Cats can memorize their friends' names, new study suggests

Cats can remember their buddies' names.
Cats can remember their buddies' names. (Image credit: Getty)

Your cat may not come when she's called, but that doesn't mean she's not listening. (Sorry, she's just ignoring you.)

Recent studies suggest that domestic cats may share some of the same language recognition skills commonly seen in dogs. In a 2019 article in the journal Scientific Reports, a team of Japanese researchers reported they had demonstrated that cats could recognize their own names in a series of spoken words. Now, new research from some of the same scientists suggests that this familiarity may also extend to a house cat's feline friends.

In a paper published April 13 in Scientific Reports, researchers quizzed 48 domestic cats on the names of the fellow felines with whom they cohabitated. Twenty-nine of the cats were residents of Japanese cat cafes — coffee shops where customers can freely interact with kitties while, presumably, fishing hairballs out of their lattes — while the other 19 came from private residences that were home to three or more cats each.

For each cat participant, the researchers played an audio recording of the cat's owner calling another cohabitating cat's name several times in a row. After the fourth call, the researchers showed the participant cat a picture on a laptop monitor; in two of the four trials that followed, the picture showed the face of the cat that the owner had called (this was called the "congruous condition"), while in the remaining trials the picture showed the face of a different cohabitating cat than the one the owner had called (the "incongruous condition").

The researchers found that the house cats, but not the café cats, often stared at the monitor longer when the incongruous picture was on the screen — suggesting that the cats had their expectations violated and were trying to grapple with the fact that their feline friends' names and faces did not line up.

"We demonstrated that cats expect a specific face upon hearing the specific name of a companion," the researchers wrote in their paper. "This study provides evidence that cats link a companion's name and corresponding face without explicit training."

Interestingly, the researchers wrote, the café cats didn't pay much attention to the monitor during the incongruous condition, and paid less attention to the trials overall than the house cats did.

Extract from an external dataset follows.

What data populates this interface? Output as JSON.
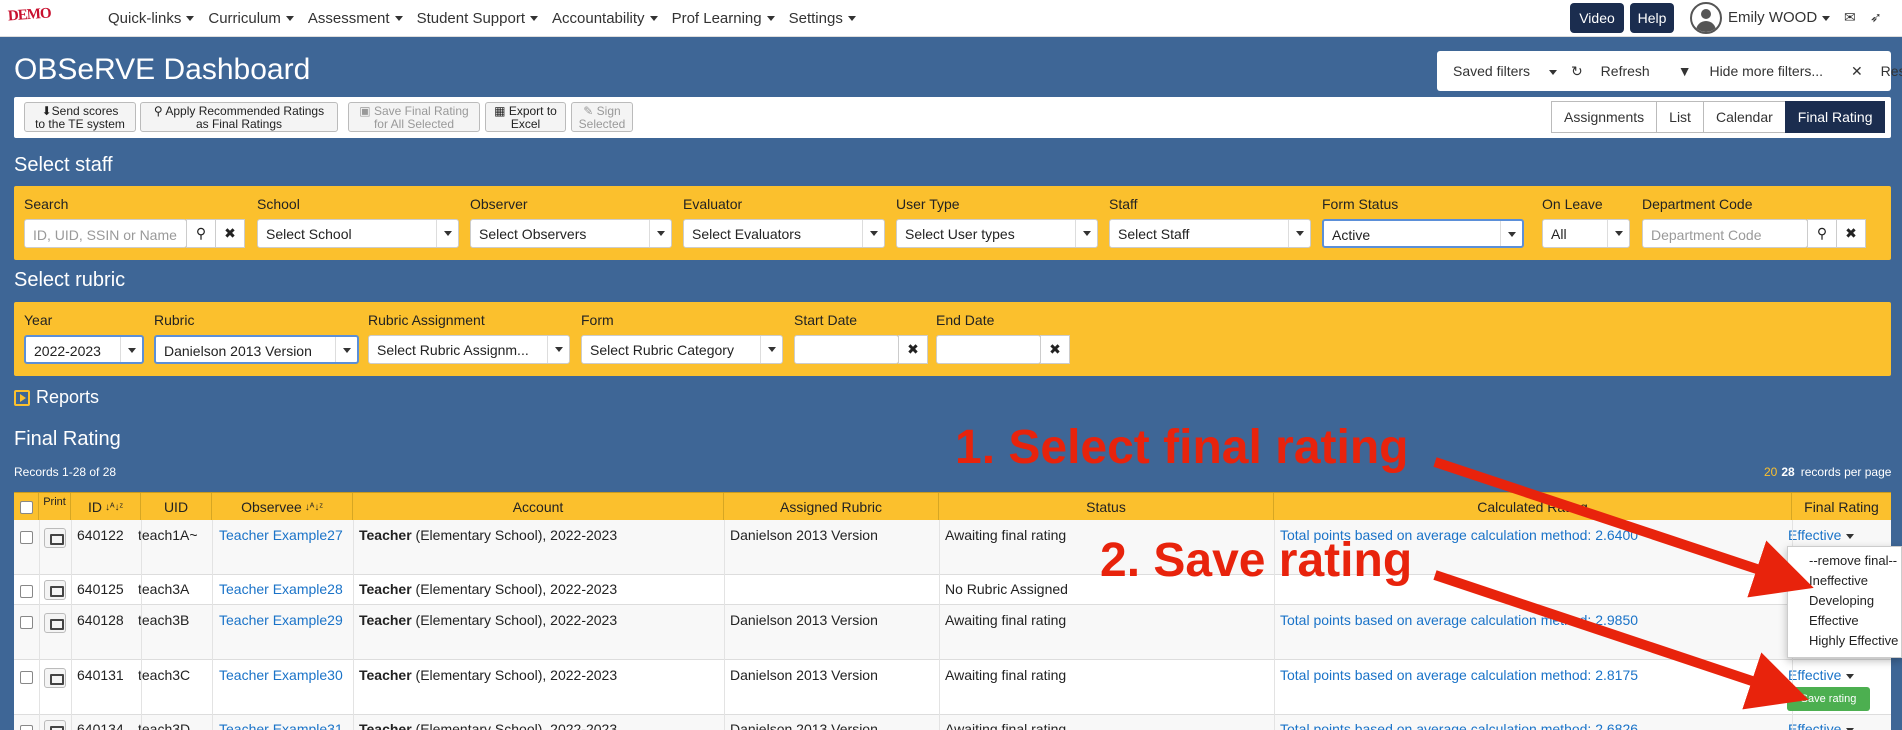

This suggests that café cats are likely less familiar with each of their feline friends than the house cats are, and they may hear individual cats' names called less often, the authors wrote.

House cats, on the other hand, are more likely to hear their companions' names called more often — especially during feeding time, when the calling of a cat's name determines which animal gets food and which doesn't, the researchers said. This may give house cats more opportunities and greater incentive to link a companion cat's name with its face.

Of course, any study of house cat behavior must be taken with a grain of catnip, given the challenges of holding a cat's focus. While the house cats in the study did focus on the incongruous image for a longer time, on average, compared with the congruous one, the time difference amounted to only a few dozen frames of footage (just one or two seconds) at most.

And that's when the cats decided to pay attention at all. Several trials had to be excluded from the team's analysis because the cat totally refused to look at the monitor, the team admitted. One cat had to be removed from the study after deciding that this whole science thing just wasn't for her.

That cat "completed only the first trial before escaping from the room and climbing out of reach," the team wrote.

Originally published on Live Science.

Brandon Specktor

Brandon is the space/physics editor at Live Science. His writing has appeared in The Washington Post, Reader's Digest,, the Richard Dawkins Foundation website and other outlets. He holds a bachelor's degree in creative writing from the University of Arizona, with minors in journalism and media arts. He enjoys writing most about space, geoscience and the mysteries of the universe.